Kicked out in just that loose, off-the-cuff style – apparently this one had different lyrics for some time before Josh Freese** walked into the session, counted it off and a new take and chorus made its way onto Westerberg’s third album, and last major label release, Suicaine Gratification.
Having kicked the major label circuit to the kerb (or did it kick him?), Westerberg hit something of a writing streak with three solo albums in his own name along with two credited to his alter-ego Grandpaboy released on Vagrant between 2002 and 2004.
Perhaps to escape the expectation associated with his name, Westerberg used the Grandpaboy albums to drop the stuff that felt more obviously ‘rock & roll’ and Richards indebted stuff that 14 Songs had delivered with ‘Knockin’ On Mine’ and ‘World Class Fad’. It meant that the two albums – Mono and Dead Man Shake – are some of his strongest and most consistent efforts to date.

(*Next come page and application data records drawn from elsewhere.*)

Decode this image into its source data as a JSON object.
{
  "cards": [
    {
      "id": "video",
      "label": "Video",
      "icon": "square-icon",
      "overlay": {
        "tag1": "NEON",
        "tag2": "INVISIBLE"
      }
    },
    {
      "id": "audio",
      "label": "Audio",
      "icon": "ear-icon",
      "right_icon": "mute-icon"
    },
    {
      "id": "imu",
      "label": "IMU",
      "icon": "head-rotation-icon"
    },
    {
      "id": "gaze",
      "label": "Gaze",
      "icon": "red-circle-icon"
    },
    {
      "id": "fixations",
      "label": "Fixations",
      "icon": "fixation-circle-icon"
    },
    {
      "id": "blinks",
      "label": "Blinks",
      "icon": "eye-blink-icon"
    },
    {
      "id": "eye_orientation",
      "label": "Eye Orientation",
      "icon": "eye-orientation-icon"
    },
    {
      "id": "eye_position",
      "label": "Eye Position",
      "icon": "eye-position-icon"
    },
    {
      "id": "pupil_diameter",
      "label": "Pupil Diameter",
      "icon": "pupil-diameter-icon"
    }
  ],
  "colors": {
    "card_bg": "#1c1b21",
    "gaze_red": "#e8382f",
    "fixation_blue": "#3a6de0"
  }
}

Seemingly disinterested in releasing an album in a conventional sense, Westerberg retreated to his basement studio. In 2008 the self-recorded 49:00…. of your Time Life was uploaded to digital outlets that were willing to accept the 49 cents price point he insisted on though promptly disappeared as a likely result of the legal issues surrounding the samples of The Beatles, The Rolling Stones, Steppenwolf and The Kinks (to name a few) that featured in the single-track album. “Ten publishers came after us immediately ’cause I used all these snippets of songs that I recorded. It was either pay up or pull the thing.”
So he uploaded 5:05 – more of the free-wheeling, deliberately ragged and quickly recorded song that feels like part of his on-going kiss-off to the ‘music making machine’ – which, at 5 minutes and 5 seconds in length, fits in with the 43:55 of the longer piece to total 49 minutes of music on the nose.
I’ll leave you with an interview with the man himself that sums it all up really – the interviewer has no idea who she’s caught in the carpark, Westerberg is perfectly happy for this to be the case. He’s taking the piss a touch with the contents of his bag and yet there’s a certain bittersweet, knowing charm to the ‘yeah, that would be me.’
*per Musician magazine
**drummer extraordinaire who ‘s played with everyone from Sting to Guns ‘n’ Roses as well as The Replacements